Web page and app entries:
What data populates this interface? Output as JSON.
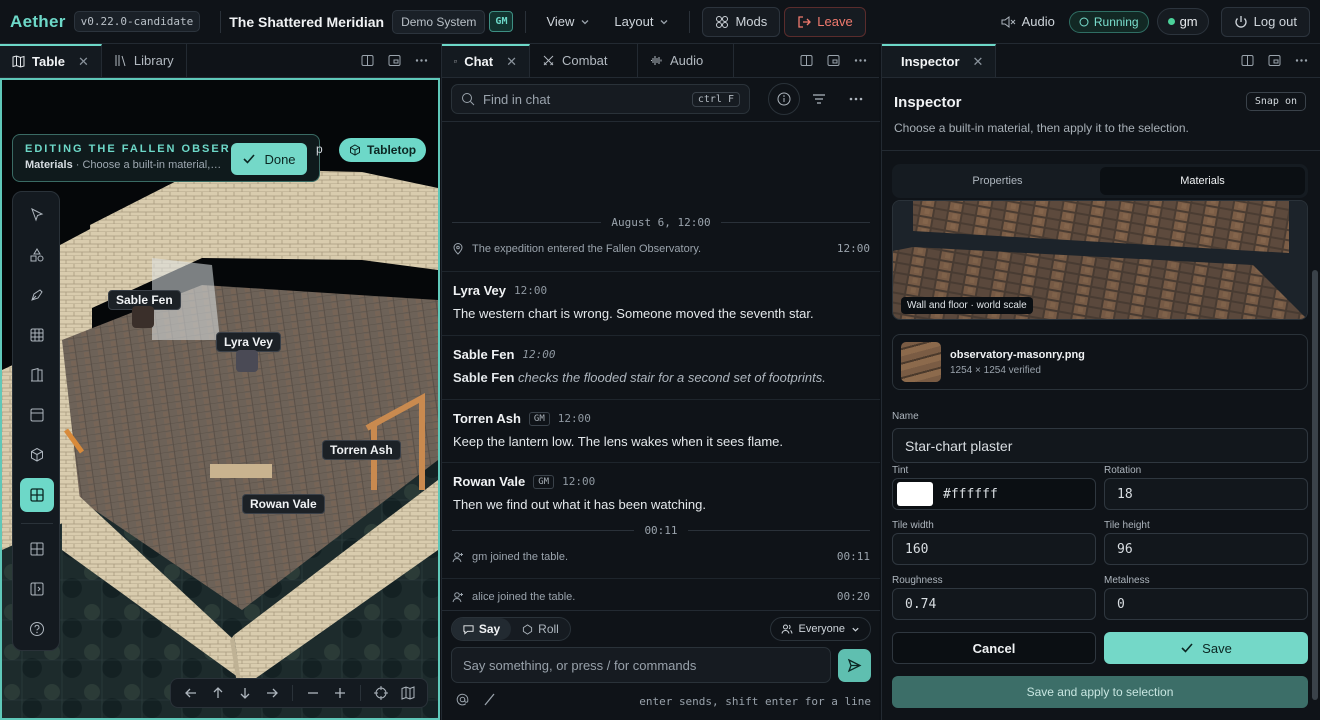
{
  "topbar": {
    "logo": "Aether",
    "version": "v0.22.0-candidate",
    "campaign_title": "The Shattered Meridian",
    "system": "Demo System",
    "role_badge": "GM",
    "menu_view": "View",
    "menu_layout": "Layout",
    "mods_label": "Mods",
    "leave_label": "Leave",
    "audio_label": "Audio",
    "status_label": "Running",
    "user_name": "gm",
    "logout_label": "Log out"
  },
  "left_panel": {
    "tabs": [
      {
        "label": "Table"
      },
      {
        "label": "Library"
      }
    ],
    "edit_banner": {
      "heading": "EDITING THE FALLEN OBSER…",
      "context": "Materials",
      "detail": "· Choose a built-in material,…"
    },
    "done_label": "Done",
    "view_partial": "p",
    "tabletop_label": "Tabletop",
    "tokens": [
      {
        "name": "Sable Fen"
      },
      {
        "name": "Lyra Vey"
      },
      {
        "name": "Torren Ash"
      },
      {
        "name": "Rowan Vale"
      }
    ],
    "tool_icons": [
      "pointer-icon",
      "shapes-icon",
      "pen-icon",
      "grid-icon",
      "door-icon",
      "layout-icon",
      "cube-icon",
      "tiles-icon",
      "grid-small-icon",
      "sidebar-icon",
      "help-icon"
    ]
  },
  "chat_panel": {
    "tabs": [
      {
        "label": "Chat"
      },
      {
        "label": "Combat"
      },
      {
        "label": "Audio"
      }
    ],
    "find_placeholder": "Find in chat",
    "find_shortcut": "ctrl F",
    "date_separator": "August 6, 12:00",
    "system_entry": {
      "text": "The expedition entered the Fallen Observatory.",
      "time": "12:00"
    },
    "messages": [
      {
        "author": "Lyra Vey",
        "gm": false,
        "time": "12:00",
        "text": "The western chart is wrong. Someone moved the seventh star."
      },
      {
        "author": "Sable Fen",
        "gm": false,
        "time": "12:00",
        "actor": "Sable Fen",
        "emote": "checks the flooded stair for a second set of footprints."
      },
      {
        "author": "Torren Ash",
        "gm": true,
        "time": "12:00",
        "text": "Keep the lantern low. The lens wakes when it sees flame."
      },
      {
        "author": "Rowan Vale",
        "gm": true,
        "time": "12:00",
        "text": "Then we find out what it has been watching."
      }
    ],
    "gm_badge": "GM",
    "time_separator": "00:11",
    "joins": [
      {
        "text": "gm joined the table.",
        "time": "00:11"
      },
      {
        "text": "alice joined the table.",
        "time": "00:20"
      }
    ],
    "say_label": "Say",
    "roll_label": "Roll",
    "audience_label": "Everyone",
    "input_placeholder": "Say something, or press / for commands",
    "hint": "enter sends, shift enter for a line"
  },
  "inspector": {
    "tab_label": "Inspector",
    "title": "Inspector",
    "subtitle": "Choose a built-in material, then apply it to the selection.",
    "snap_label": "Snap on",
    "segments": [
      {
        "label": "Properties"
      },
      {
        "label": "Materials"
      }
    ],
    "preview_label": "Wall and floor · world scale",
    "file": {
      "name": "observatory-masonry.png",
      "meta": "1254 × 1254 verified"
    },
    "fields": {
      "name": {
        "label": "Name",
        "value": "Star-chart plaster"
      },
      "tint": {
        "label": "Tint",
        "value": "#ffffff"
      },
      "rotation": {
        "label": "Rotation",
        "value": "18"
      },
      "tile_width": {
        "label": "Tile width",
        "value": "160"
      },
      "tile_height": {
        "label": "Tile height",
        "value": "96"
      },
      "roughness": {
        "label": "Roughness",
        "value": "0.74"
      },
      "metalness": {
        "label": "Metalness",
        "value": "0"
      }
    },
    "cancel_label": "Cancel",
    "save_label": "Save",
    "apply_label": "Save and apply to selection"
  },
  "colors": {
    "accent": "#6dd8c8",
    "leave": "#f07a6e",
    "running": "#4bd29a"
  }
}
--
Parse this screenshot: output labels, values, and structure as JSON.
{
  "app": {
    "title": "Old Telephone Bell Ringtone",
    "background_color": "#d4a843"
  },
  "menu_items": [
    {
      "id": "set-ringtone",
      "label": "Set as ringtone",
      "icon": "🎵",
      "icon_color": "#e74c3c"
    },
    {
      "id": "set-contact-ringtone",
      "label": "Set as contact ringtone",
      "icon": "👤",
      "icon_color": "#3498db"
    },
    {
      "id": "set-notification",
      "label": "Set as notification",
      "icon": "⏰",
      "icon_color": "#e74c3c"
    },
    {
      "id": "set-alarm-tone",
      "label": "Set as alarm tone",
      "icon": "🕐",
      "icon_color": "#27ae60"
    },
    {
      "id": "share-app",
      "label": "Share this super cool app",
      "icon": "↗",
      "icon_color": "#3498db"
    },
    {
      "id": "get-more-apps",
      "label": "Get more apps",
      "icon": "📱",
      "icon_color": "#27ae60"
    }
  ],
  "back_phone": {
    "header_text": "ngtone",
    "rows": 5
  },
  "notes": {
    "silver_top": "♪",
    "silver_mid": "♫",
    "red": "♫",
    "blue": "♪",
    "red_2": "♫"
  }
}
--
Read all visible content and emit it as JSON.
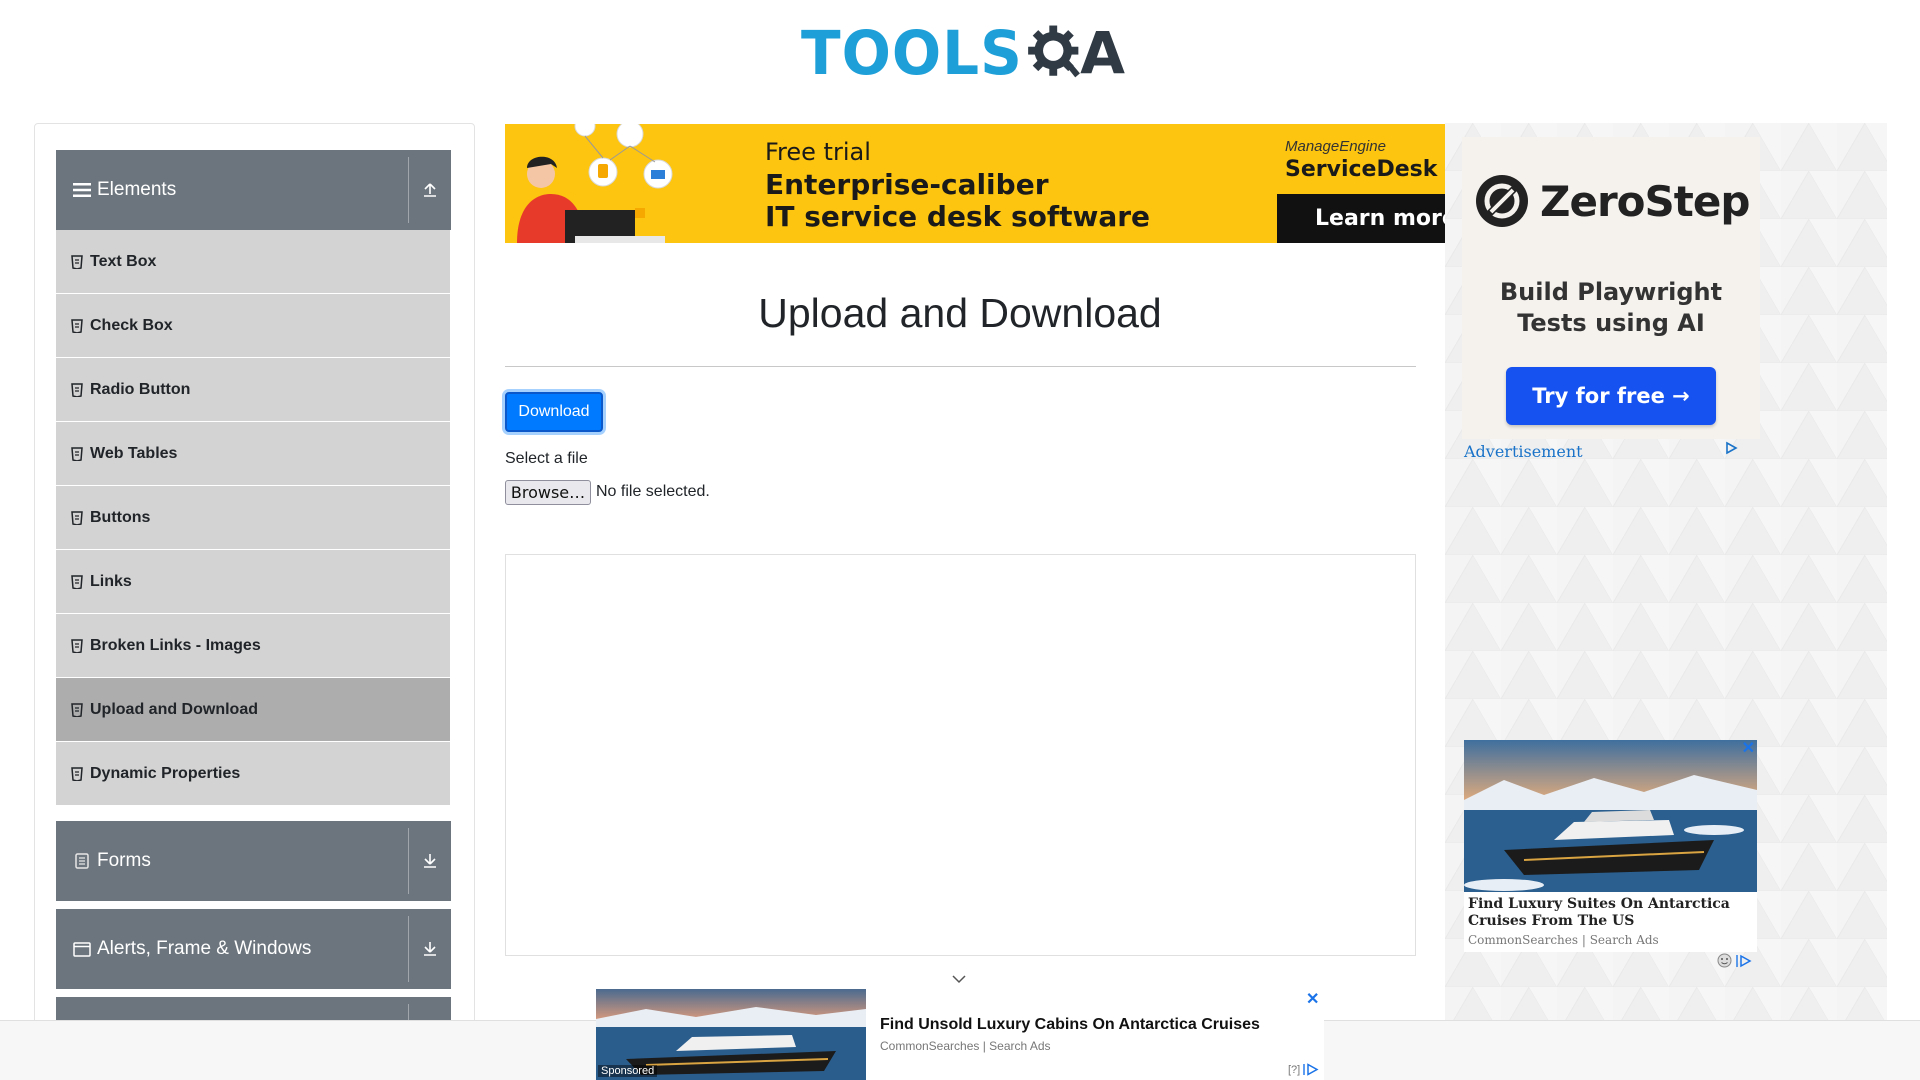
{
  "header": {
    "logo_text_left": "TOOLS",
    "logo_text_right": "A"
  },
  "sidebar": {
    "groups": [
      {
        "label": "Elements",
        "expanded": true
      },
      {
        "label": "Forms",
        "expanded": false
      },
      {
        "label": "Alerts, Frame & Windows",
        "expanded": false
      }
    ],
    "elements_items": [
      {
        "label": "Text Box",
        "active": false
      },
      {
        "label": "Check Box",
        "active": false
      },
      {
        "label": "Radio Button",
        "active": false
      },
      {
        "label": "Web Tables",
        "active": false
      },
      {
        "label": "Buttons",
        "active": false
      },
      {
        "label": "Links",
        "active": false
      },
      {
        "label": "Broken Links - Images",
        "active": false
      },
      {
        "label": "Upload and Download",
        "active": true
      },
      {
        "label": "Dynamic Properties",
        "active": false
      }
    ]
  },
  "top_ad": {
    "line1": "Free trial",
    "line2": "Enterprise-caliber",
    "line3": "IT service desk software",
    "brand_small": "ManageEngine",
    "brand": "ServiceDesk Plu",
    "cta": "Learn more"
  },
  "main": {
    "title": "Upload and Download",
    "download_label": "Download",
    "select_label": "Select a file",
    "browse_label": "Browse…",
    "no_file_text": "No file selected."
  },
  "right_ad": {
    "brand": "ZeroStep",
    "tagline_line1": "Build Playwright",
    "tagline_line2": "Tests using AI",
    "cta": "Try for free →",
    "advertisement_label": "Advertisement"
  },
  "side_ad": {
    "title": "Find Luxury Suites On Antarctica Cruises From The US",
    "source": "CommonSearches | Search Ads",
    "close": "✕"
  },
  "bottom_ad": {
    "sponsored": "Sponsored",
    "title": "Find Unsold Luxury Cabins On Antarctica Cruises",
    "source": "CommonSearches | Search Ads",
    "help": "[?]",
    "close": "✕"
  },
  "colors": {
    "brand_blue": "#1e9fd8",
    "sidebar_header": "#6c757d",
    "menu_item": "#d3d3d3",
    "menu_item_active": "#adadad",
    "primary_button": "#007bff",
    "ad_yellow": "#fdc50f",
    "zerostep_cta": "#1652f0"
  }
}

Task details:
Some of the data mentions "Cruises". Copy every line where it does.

Exercise result:
    "title": "Find Luxury Suites On Antarctica Cruises From The US",
    "title": "Find Unsold Luxury Cabins On Antarctica Cruises",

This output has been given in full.